The demonization of colour
Although misogyny is the basis of patriarchal insults, racial stereotypes of other non-white men show that masculinity in excess is bad.
After the 2000 gang rapes in Western Sydney, Arab-Australian men were construed to be hypersexual predators; African-Australian boys are seen as violent gang members; and Aboriginal and Torres Strait Islander men are constructed to be violent partners and dropkick dads. It shifts the blame of colonial government policy onto Aboriginal men in a way that addresses the desires of a carceral state rather than the needs of these communities.
Amy McGuire emphasises the structural roots of what appear to be individual problems: “demonizing Aboriginal men does not work. Why do they drink? Why don't they have jobs? Why has violence become a social norm?”
Meanwhile, heterosexual white masculinity parades as the healthy norm against which other masculinities are demonized. Even the most heinous cases of white, male committing murder-suicides are reported to be ‘good blokes’.
This reporting highlights the shock of their surrounding communities, but also overlooks the roots of this violence in heterosexual white masculinity. As Fiona McCormack, CEO of Domestic Violence Victoria told Media Watch:
“Men who kill their families usually have friends and families who loved them but providing quotes from those people without any context explaining the underlying sense of entitlement that makes these men think they have the right to take the lives of women in their family is one-sided and misleading.”
Reporting only the shock of the surrounding community without mention of the violent entitlement of white men towards the women and children in their families recuperates heterosexual white masculinity by treating these cases as deviation.

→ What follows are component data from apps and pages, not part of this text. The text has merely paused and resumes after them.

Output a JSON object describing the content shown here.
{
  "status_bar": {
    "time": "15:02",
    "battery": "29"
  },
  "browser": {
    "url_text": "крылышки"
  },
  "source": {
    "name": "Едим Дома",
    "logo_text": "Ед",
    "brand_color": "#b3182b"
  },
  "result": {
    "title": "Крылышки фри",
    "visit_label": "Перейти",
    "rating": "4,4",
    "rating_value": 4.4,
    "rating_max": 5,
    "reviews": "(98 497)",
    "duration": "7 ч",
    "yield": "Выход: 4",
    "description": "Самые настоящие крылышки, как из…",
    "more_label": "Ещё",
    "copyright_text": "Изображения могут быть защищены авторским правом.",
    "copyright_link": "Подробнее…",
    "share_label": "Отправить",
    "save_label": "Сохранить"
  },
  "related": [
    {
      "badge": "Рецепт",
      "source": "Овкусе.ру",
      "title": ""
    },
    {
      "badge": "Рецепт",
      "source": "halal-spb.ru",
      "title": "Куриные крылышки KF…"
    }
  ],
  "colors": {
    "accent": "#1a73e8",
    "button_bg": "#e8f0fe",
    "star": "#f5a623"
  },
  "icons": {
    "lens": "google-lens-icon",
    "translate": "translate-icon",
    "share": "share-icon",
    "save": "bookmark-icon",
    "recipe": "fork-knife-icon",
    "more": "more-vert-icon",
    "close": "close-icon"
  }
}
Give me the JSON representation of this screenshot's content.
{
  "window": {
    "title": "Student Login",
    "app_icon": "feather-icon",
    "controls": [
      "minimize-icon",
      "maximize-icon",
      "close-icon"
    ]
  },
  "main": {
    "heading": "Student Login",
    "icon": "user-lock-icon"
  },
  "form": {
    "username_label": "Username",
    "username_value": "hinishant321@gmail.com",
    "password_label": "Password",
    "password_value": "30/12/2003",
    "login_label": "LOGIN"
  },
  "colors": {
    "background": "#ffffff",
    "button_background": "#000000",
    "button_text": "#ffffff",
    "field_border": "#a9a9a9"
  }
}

And while murder-suicides certainly are extreme, they are only what Margaret Simons calls “an awful climax to a previous history of abuse and/or violence”. This is not to deny that family violence also occurs in other racialized masculinities.